Liu Y, Liu YH, Tan N, Chen JY, Zhou YL, Li LW, Duan CY, Chen PY, Luo JF, Li HL - PLoS ONE (2014)

Cumulative rate of follow-up all-cause mortality (A) or major adverse cardiovascular events (B) in patients initially treated with rosuvastatin or atorvastatin.
© Copyright Policy
Related In: Results  -  Collection

License
Show All Figures
getmorefigures.php?uid=PMC4214705&req=5

pone-0111124-g003: Cumulative rate of follow-up all-cause mortality (A) or major adverse cardiovascular events (B) in patients initially treated with rosuvastatin or atorvastatin.
Mentions: To determine the relationship between the accumulated risk of adverse events and rosuvastatin or atorvastatin pretreatment, a Kaplan–Meier survival analysis was performed. Patients pretreated either rosuvastatin or atorvastatin demonstrated a similar incidence of all-cause mortality (7.76% vs. 5.36%, P = 0.193) or MACEs (26.48% vs. 21.28%, P = 0.243), as illustrated in Figure 3. In addition, patients who developed CIN had a higher rate of all-cause mortality than those who did not (cumulative rate of mortality, 22.73% vs. 5.07%, P<0.001). A similar result was found for MACEs. (43.18% vs. 21.50%, P = 0.002). (Figure 4).

Bottom Line: Clinical and procedural characteristics did not show significant differences between the two groups (p>0.05).Additionally, there were no significant inter-group differences with respect to in-hospital mortality rates (0.4% vs. 1.5%, p = 0.141), or other in-hospital complications.Multivariate logistic regression analysis revealed that rosuvastatin and atorvastatin demonstrated similar efficacies for preventing CIN, after adjusting for potential confounding risk factors (odds ratio = 1.17, 95% confidence interval, 0.62-2.20, p = 0.623).

View Article: PubMed Central - PubMed

Affiliation: Department of Cardiology, Guangdong Cardiovascular Institute, Guangdong General Hospital, Guangdong Academy of Medical Sciences, Guangzhou, Guangdong, China.

ABSTRACT

Objectives: We prospectively compared the preventive effects of rosuvastatin and atorvastatin on contrast-induced nephropathy (CIN) in patients with chronic kidney disease (CKD) undergoing percutaneous coronary intervention (PCI).

Methods: We enrolled 1078 consecutive patients with CKD undergoing elective PCI. Patients in Group 1 (n = 273) received rosuvastatin (10 mg), and those in group 2 (n = 805) received atorvastatin (20 mg). The primary end-point was the development of CIN, defined as an absolute increase in serum creatinine ≥0.5 mg/dL, or an increase ≥25% from baseline within 48-72 h after contrast medium exposure.

Results: CIN was observed in 58 (5.4%) patients.

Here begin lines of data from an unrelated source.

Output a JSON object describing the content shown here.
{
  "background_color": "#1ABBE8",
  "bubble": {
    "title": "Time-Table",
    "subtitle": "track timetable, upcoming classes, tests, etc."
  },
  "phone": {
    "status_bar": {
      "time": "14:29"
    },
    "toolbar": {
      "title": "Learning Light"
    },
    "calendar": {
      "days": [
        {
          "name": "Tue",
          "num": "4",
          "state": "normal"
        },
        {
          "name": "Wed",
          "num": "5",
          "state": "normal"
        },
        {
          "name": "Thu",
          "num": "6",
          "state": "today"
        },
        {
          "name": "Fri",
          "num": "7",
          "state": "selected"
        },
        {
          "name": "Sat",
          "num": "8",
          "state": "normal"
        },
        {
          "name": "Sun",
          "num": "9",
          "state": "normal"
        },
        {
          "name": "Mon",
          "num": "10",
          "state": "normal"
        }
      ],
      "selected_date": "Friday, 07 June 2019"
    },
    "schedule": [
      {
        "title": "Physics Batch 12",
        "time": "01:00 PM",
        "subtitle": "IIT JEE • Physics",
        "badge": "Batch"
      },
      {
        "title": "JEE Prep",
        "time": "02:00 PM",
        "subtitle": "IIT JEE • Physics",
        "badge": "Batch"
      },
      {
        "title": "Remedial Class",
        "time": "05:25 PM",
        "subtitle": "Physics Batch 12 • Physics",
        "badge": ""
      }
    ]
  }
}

The incidence of CIN was similar in patients pretreated with either rosuvastatin or atorvastatin (5.9% vs. 5.2%, p = 0.684). The same results were also observed when using other definitions of CIN. Clinical and procedural characteristics did not show significant differences between the two groups (p>0.05). Additionally, there were no significant inter-group differences with respect to in-hospital mortality rates (0.4% vs. 1.5%, p = 0.141), or other in-hospital complications. Multivariate logistic regression analysis revealed that rosuvastatin and atorvastatin demonstrated similar efficacies for preventing CIN, after adjusting for potential confounding risk factors (odds ratio = 1.17, 95% confidence interval, 0.62-2.20, p = 0.623). A Kaplan-Meier survival analysis showed that patients taking either rosuvastatin or atorvastatin had similar incidences of all-cause mortality (9.4% vs. 7.1%, respectively; p = 0.290) and major adverse cardiovascular events (29.32% vs. 23.14%, respectively; p = 0.135) during follow-up.

Conclusions: Rosuvastatin and atorvastatin have similar efficacies for preventing CIN in patients with CKD undergoing PCI.

Show MeSH
Related in: MedlinePlus